When tragedy strikes, we the fortunate few want to reach out and help. In our rush to get aid to affected areas, we forget the phrase, “There's a sucker born every minute”. A prime example is the earthquake and tsunami that took place in Japan a few months ago. Within hours of the disaster, researchers at the computer and internet security company Symantec reported more than 50 domains with the names “Japanese tsunami” or “Japan earthquake”. Dummy email addresses and domains requesting money raced to cash in on the tragedy.
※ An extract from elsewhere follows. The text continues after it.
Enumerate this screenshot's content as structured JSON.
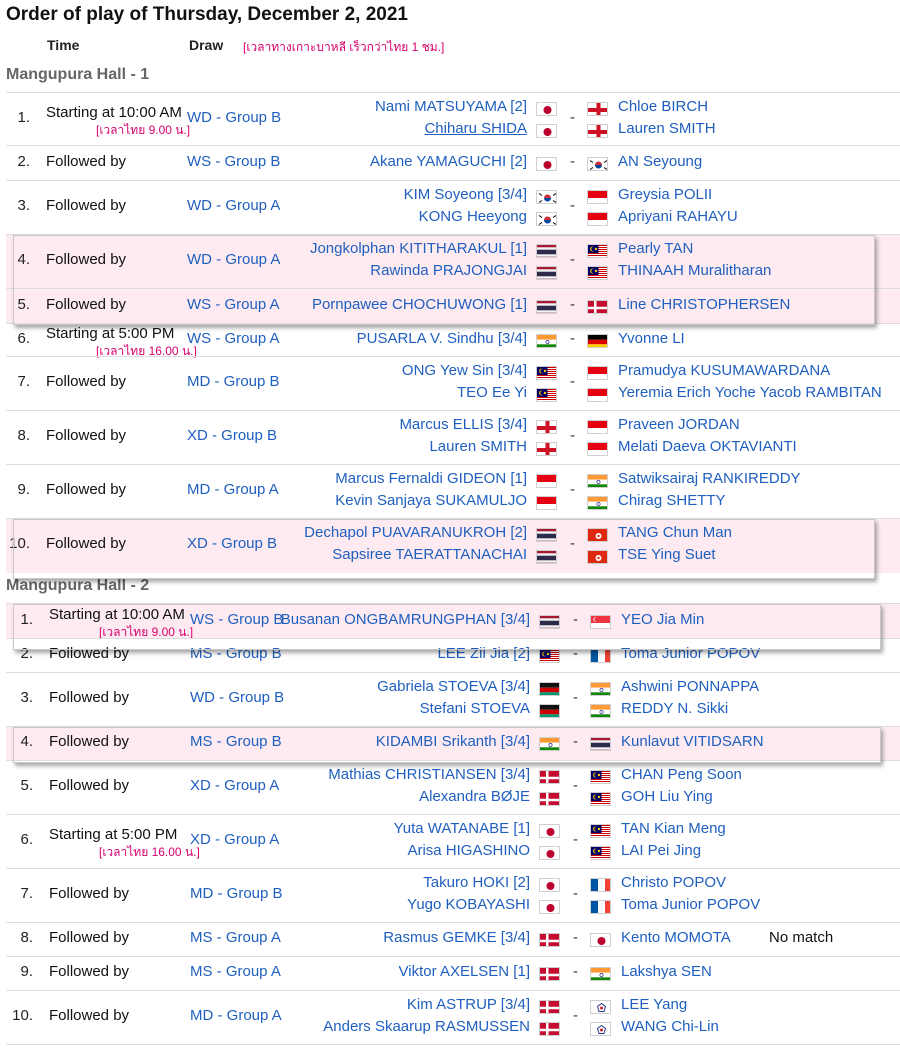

Sometimes, sadly, it isn't simply advantage-takers and scam artists that let donors down. As I sit and listen to Simon Atem tell his story of how an Alberta-based charity with seemingly good intentions let him down, the young man in his early twenties sounds more like a lost boy.
Meagan Sheridan scanned the fifteen children's faces in front of her. As each child aged 7 to 14 years old shared which superpower they would pick if they could have any, she listened carefully, and watched to see which kids looked unsure and which ones spoke with ease.
The children were gathered on the first day of March Break for an informal workshop at the Higher Learning Institute in Bell's Corners.
The one-day event organized by local parent Lula Adam through the Tarbiyah Learning homeschooling network, included a mix of homeschooled and public-schooled kids from across the city.